The creation story involves a god named Heimdall, or Rig. He visited three farms, and nine months later three sons were born: Tral (Thrall) represented the unfree class; Karl was of the free class and Jarl was one of the aristocracy.
When it comes to division of labor and power between men and women, Icelandic Viking sagas tell of the males who attended the Thing, a regional meeting, to represent their families in matters of the community. Women, meanwhile, ruled the household. Their men, according to another “Vikings” label, showed their wealth and rank by wearing decorated belts fully visible over their coats. These proud guys would also carry fine-toothed combs for their beards.
The exhibition shows how the Vikings combined Norse religious symbols with Christian ones. There was Christ, symbolized by a deer in the early church. And there was the Norse goddess Freyja, who had two cats pulling her chariot.

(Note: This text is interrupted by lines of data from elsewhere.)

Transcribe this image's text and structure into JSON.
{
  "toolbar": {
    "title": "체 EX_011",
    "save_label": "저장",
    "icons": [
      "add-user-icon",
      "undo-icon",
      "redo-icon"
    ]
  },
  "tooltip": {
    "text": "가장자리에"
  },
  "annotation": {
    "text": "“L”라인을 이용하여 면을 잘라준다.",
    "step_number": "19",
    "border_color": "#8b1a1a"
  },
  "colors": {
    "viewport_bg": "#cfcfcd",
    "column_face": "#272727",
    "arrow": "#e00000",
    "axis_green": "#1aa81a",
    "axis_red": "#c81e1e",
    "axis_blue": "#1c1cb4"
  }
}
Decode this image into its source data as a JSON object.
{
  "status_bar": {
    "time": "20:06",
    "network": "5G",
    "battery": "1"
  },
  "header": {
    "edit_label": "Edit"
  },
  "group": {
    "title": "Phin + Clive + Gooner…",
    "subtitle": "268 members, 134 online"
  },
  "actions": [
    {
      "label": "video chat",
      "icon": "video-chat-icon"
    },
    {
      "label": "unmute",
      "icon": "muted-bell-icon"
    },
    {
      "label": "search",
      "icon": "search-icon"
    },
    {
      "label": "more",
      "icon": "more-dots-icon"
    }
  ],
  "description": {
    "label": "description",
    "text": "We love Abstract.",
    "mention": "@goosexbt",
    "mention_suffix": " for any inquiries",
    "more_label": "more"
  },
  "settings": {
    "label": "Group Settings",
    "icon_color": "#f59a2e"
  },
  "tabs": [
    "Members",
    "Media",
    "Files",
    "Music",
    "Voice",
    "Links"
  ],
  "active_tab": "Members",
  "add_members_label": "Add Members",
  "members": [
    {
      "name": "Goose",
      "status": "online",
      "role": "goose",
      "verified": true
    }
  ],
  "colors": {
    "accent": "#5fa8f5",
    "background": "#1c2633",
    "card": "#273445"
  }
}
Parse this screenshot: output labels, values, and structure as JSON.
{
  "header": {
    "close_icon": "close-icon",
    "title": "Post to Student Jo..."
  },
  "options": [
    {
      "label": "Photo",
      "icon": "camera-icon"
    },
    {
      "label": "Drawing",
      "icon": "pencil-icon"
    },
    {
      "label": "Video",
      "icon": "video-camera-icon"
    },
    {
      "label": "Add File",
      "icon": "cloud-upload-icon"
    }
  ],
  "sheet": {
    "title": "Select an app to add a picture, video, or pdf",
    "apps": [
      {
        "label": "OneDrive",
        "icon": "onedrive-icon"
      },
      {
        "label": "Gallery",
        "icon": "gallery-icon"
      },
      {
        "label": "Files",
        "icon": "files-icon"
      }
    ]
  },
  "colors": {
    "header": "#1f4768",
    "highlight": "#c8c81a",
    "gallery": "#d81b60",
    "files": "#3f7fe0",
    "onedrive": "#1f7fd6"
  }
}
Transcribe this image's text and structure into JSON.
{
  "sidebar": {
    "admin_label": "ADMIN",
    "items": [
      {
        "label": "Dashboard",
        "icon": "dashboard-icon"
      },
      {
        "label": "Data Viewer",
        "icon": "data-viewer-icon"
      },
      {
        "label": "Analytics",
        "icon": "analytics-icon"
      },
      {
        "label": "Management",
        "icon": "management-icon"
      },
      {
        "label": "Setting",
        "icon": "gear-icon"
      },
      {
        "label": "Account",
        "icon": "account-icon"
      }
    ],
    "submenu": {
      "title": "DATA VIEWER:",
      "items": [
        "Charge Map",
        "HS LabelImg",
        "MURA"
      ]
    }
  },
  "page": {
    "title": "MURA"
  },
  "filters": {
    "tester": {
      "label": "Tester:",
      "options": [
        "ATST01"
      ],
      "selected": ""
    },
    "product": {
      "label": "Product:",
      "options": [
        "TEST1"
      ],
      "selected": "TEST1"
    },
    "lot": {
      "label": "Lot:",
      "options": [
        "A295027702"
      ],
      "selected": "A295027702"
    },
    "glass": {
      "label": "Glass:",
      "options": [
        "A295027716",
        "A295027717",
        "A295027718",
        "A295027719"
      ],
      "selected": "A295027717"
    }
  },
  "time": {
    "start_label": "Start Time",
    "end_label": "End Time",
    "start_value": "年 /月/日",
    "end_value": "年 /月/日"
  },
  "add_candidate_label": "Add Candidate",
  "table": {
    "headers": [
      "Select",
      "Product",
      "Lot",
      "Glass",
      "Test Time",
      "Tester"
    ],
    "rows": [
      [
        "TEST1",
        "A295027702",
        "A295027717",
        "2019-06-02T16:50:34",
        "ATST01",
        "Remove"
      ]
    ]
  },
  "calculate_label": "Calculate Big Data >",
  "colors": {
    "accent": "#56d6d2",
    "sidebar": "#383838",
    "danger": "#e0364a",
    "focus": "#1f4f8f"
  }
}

Among the programs coinciding with the “Vikings” show are the “Vikings Are Here” weekend of Aug. 9-10, when the Society for Creative Anachronism will re-create a Viking market site at the museum. The event from 11 a.m. to 4 p.m. both days will be included with museum admission.
A gallery tour, with University of Victoria professor Erin McGuire at both
11 a.m. and 1 p.m. Aug. 21, will focus on some of the most important objects in the show.
Royal B.C. Museum admission is $23.95 for adults; $17.95 for seniors age 65 and older, youths.age 6 to 18 and students with valid ID. Children age 3 to 5 are admitted free.
For more information about “Vikings” and the museum, see www.royalbc
museum.bc.ca or phone 1-888-447-7977. Summer hours are in effect through Sept. 27: 10 a.m. to 5 p.m. Sunday through Thursday and 10 a.m. to 10 p.m. Fridays and Saturdays.
Last modified: June 12. 2014 6:47PM